• **Work request**
Please repeat the data shown below, word for word.

Page and application data records

--- START ---

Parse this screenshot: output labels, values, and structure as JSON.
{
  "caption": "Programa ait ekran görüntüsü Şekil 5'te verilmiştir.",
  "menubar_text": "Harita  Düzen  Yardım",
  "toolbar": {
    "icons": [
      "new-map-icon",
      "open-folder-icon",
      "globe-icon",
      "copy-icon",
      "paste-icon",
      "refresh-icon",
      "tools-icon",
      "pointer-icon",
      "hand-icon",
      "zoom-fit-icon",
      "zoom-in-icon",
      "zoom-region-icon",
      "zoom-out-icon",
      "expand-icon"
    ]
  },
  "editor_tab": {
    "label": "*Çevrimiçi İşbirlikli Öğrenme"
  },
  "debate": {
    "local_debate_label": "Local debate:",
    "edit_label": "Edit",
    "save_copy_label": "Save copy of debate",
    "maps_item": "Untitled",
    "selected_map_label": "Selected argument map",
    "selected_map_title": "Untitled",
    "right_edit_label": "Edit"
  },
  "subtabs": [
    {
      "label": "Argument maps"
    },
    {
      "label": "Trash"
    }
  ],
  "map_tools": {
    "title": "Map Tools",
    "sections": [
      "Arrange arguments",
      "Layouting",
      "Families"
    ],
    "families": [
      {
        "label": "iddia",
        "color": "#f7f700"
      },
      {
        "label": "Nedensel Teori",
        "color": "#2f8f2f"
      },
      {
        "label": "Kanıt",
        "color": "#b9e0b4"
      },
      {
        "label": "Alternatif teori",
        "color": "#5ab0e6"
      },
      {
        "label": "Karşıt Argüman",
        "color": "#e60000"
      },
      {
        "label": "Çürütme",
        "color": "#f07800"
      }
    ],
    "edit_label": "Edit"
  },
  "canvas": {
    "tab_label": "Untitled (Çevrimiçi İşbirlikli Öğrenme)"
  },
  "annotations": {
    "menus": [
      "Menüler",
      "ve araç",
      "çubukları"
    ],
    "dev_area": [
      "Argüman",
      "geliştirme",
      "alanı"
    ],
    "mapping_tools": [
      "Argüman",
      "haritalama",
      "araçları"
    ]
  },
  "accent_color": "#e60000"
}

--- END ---

• **Written response**
Parse this screenshot: output labels, values, and structure as JSON.
{
  "caption": "Programa ait ekran görüntüsü Şekil 5'te verilmiştir.",
  "menubar_text": "Harita  Düzen  Yardım",
  "toolbar": {
    "icons": [
      "new-map-icon",
      "open-folder-icon",
      "globe-icon",
      "copy-icon",
      "paste-icon",
      "refresh-icon",
      "tools-icon",
      "pointer-icon",
      "hand-icon",
      "zoom-fit-icon",
      "zoom-in-icon",
      "zoom-region-icon",
      "zoom-out-icon",
      "expand-icon"
    ]
  },
  "editor_tab": {
    "label": "*Çevrimiçi İşbirlikli Öğrenme"
  },
  "debate": {
    "local_debate_label": "Local debate:",
    "edit_label": "Edit",
    "save_copy_label": "Save copy of debate",
    "maps_item": "Untitled",
    "selected_map_label": "Selected argument map",
    "selected_map_title": "Untitled",
    "right_edit_label": "Edit"
  },
  "subtabs": [
    {
      "label": "Argument maps"
    },
    {
      "label": "Trash"
    }
  ],
  "map_tools": {
    "title": "Map Tools",
    "sections": [
      "Arrange arguments",
      "Layouting",
      "Families"
    ],
    "families": [
      {
        "label": "iddia",
        "color": "#f7f700"
      },
      {
        "label": "Nedensel Teori",
        "color": "#2f8f2f"
      },
      {
        "label": "Kanıt",
        "color": "#b9e0b4"
      },
      {
        "label": "Alternatif teori",
        "color": "#5ab0e6"
      },
      {
        "label": "Karşıt Argüman",
        "color": "#e60000"
      },
      {
        "label": "Çürütme",
        "color": "#f07800"
      }
    ],
    "edit_label": "Edit"
  },
  "canvas": {
    "tab_label": "Untitled (Çevrimiçi İşbirlikli Öğrenme)"
  },
  "annotations": {
    "menus": [
      "Menüler",
      "ve araç",
      "çubukları"
    ],
    "dev_area": [
      "Argüman",
      "geliştirme",
      "alanı"
    ],
    "mapping_tools": [
      "Argüman",
      "haritalama",
      "araçları"
    ]
  },
  "accent_color": "#e60000"
}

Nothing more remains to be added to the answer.